In this programme, Peter Hennessy's guest is William Hague, the former Conservative Leader who served as Foreign Secretary in the Coalition Government. Hague recalls how he first captured the headlines in 1977 as a sixteen year-old schoolboy from a Yorkshire comprehensive, when he told the Conservative Party Conference, 'it's all right for some of you, half of you won't be here in thirty to forty years time.'

Hague reflects on his family background and upbringing in a staunchly Labour-supporting part of Yorkshire. He was an MP by the age of 28 and only six years later John Major appointed him to the Cabinet as Welsh Secretary. Recalling his time as Conservative Leader after the Tories' 1997 election debacle, he discusses his decision to stand for the leadership against more experienced candidates and his failure to dent Tony Blair's political dominance.

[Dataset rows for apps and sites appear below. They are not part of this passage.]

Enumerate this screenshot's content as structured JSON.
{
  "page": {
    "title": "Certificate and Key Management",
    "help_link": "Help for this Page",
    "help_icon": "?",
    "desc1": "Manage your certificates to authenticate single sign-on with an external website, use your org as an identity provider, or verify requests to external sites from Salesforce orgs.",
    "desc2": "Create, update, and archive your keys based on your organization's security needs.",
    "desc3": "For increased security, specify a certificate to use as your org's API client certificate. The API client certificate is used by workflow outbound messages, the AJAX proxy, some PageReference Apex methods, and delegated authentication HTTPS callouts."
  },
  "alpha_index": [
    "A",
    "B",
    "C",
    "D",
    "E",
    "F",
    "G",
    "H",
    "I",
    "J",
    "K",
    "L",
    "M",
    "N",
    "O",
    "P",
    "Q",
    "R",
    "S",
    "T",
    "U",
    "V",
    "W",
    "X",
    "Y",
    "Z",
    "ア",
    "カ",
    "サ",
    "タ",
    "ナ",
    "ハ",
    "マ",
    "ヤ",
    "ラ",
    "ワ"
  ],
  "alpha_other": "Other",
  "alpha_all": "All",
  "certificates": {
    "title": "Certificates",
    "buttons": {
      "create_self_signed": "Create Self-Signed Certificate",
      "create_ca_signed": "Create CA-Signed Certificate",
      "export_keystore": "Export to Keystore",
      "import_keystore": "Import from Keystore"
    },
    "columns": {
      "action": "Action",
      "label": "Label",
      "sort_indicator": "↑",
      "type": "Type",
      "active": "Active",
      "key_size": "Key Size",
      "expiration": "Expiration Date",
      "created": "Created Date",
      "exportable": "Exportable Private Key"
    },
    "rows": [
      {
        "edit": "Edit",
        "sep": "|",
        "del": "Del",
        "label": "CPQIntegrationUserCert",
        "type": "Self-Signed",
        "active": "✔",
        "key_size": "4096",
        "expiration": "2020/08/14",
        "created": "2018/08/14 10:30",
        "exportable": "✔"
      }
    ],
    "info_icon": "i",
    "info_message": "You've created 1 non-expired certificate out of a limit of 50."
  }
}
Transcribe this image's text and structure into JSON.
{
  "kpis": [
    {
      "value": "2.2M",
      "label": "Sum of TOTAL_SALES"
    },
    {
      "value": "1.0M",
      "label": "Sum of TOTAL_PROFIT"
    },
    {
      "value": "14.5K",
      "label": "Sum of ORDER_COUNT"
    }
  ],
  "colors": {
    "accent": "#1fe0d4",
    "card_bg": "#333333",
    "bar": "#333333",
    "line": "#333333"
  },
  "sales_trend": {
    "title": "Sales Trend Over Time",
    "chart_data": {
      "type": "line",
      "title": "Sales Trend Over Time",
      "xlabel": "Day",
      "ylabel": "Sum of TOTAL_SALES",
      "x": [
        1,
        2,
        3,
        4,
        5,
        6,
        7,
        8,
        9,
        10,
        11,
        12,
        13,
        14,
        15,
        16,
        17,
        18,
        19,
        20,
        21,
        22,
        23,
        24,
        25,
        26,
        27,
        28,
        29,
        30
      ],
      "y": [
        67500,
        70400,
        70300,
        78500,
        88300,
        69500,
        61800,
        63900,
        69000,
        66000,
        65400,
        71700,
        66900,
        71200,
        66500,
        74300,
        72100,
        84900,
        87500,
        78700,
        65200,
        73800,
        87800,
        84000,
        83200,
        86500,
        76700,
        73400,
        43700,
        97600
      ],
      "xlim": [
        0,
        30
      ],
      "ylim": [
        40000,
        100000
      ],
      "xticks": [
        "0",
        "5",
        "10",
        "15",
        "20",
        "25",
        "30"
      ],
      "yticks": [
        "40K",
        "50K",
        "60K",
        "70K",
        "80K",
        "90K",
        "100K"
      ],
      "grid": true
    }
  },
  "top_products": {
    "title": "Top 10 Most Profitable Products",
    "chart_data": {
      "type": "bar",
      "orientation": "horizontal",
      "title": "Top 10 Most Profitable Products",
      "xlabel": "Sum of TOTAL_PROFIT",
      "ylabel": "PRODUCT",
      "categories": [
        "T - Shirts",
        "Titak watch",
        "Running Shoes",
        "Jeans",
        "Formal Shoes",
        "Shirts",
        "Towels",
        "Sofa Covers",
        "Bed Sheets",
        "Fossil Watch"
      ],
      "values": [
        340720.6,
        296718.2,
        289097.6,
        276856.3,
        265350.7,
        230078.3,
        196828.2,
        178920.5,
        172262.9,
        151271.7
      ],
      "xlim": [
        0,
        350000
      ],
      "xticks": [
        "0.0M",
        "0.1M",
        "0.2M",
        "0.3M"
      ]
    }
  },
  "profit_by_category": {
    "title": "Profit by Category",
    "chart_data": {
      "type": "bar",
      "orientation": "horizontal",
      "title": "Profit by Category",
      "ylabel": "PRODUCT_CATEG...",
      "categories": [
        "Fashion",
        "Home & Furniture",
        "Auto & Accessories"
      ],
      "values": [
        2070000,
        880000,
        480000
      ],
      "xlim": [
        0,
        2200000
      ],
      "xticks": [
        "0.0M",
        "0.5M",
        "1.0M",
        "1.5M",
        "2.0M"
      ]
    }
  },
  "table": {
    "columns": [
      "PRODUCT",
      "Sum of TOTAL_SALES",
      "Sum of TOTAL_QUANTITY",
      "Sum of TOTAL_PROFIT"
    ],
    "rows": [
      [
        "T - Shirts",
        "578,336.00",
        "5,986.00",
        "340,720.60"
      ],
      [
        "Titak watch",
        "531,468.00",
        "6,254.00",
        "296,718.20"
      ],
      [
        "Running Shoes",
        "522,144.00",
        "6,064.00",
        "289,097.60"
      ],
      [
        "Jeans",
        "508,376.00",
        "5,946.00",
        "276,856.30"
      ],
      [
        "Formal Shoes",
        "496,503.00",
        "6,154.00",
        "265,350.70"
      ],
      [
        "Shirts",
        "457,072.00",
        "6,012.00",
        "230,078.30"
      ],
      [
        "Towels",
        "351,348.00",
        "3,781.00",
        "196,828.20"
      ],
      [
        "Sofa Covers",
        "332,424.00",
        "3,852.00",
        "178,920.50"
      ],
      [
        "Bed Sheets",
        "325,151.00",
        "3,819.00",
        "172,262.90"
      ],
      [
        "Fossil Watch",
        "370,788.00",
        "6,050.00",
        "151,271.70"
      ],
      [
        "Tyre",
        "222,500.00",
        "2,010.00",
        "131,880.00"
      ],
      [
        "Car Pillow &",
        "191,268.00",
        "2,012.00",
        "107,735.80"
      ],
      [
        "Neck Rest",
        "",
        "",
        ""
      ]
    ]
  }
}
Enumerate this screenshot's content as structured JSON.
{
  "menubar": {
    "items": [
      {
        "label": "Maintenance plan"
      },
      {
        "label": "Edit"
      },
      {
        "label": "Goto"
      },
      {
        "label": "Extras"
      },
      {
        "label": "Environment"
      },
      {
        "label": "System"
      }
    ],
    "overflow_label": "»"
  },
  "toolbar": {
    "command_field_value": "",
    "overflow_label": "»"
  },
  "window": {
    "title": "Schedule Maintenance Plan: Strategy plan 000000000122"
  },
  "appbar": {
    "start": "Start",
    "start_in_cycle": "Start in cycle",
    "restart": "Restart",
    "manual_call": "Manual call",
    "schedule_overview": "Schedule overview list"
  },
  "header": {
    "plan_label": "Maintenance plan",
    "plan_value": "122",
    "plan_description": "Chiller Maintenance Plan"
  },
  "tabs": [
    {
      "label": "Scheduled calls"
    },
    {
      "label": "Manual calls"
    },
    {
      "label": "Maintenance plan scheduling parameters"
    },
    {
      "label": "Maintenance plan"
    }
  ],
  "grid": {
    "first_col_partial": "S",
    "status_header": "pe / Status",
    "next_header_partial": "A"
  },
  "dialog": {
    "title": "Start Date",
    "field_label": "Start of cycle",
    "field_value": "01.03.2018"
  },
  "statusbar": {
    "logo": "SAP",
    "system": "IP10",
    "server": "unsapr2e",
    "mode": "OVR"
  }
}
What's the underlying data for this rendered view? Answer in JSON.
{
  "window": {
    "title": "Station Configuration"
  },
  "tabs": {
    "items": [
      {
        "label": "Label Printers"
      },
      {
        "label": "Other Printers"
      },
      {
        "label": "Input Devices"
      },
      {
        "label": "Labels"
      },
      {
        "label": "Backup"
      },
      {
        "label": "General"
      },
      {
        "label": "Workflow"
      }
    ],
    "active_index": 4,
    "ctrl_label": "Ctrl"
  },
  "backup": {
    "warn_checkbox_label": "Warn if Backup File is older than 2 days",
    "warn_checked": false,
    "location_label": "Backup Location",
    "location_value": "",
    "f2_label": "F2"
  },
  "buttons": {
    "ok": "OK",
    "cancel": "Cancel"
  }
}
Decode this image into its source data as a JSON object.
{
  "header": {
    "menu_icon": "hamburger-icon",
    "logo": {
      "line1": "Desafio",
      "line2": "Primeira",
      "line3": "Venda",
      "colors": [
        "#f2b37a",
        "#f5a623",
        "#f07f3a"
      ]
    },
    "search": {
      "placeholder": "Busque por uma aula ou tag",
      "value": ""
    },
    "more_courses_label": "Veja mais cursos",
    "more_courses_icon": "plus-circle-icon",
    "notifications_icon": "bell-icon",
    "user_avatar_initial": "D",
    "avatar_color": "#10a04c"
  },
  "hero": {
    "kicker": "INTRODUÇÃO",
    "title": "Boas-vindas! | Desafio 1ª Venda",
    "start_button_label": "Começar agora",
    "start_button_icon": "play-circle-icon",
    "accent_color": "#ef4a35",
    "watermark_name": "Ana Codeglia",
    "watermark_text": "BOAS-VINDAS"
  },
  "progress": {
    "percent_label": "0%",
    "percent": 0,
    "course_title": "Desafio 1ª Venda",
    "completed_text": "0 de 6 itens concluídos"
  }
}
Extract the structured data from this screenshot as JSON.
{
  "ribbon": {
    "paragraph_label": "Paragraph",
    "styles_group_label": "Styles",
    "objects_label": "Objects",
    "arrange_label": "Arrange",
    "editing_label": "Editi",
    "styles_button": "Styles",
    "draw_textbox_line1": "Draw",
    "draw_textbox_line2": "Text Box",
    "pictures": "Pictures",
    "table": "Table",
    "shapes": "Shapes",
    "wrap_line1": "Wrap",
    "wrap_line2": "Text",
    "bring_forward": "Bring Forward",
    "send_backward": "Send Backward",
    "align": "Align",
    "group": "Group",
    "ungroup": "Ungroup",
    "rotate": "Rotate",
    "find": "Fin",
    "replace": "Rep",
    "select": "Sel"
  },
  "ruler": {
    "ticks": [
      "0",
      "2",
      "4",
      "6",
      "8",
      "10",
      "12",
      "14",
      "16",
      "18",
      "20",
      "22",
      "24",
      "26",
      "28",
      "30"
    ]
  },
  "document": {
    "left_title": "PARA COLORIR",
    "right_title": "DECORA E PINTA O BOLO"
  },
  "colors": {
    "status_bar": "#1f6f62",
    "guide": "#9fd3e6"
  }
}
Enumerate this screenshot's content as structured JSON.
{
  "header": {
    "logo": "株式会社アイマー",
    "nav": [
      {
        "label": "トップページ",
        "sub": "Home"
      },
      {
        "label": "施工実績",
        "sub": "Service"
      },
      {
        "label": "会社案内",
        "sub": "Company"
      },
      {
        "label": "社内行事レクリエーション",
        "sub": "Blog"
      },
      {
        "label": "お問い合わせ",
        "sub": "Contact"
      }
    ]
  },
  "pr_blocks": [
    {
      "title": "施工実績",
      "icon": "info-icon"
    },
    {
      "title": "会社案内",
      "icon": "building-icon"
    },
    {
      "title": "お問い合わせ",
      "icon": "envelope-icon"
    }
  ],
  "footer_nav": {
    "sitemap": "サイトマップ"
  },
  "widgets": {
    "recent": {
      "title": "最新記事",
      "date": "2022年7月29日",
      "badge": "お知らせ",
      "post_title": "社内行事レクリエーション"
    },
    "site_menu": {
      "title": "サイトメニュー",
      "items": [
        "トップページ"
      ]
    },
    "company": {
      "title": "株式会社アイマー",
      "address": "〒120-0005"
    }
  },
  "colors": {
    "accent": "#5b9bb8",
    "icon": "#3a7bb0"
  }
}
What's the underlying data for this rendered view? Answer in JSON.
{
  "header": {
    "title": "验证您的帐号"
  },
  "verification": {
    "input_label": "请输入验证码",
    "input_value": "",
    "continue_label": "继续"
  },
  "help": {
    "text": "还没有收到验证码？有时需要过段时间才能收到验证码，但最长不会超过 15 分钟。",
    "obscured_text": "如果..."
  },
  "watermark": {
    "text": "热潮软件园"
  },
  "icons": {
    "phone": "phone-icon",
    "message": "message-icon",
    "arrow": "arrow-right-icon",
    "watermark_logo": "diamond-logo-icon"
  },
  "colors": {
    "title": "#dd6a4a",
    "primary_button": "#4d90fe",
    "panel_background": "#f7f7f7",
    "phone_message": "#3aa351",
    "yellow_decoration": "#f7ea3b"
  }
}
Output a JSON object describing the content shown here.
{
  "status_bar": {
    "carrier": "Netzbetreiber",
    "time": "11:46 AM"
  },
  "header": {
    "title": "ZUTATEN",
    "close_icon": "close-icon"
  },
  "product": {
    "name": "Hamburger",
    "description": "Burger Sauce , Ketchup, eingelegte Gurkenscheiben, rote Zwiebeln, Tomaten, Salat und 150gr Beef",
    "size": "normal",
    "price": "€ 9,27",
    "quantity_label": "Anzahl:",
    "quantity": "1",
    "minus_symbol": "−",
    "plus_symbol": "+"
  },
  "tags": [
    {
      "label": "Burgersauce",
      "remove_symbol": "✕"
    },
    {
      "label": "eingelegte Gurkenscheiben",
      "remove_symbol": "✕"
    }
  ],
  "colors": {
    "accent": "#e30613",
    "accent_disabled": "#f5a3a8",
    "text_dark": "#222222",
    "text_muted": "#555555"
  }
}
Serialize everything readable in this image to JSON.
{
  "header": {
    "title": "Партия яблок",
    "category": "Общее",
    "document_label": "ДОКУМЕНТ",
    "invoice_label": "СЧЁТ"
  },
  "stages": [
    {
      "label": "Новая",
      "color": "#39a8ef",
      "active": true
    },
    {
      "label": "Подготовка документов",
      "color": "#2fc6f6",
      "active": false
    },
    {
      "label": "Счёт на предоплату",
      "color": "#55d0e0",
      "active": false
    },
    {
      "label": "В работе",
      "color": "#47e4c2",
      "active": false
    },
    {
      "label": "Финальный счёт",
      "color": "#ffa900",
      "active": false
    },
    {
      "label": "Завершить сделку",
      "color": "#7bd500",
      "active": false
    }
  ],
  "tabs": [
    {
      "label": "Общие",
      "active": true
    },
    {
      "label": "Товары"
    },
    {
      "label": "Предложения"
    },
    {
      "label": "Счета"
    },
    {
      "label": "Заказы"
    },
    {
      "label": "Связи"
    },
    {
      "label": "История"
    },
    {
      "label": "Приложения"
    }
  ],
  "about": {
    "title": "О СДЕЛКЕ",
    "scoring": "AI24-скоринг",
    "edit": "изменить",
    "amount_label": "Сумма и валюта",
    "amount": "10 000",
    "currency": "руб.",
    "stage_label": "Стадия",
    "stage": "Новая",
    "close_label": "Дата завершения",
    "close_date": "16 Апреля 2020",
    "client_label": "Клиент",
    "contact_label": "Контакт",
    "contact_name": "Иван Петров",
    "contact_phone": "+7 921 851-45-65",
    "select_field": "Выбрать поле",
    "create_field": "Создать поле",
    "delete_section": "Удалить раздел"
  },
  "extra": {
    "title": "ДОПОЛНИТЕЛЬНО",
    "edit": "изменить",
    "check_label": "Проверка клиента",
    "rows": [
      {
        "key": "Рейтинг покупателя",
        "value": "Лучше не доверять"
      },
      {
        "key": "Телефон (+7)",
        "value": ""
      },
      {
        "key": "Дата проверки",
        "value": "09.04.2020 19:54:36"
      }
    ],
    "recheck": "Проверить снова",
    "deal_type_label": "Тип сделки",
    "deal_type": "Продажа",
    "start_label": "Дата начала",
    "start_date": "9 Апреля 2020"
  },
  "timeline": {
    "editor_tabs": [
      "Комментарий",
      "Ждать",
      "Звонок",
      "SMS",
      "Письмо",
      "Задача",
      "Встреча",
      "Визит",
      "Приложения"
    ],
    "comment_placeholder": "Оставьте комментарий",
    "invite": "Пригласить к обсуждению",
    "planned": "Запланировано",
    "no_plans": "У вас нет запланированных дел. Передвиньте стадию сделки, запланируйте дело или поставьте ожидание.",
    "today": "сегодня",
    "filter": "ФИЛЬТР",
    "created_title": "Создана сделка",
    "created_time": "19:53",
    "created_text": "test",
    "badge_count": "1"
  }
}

Hague turned to writing after the Tories' heavy election defeat in 2001, and he talks about his biographies of Pitt the Younger, Britain's youngest prime Minister, and William Wilberforce, campaigner against the slave trade. He explains why he returned to frontline politics in 2005 as Shadow Foreign Secretary, talks about his role in forming the Coalition Government in 2010, and discusses his time as Foreign Secretary, including the crises in Libya and Syria. On the future, Hague is concerned about Brexit's impact on Britain's role in the world and discusses his support for the campaign to end the use of sexual violence in conflicts.

Producer: Rob Shepherd.

Available now

42 minutes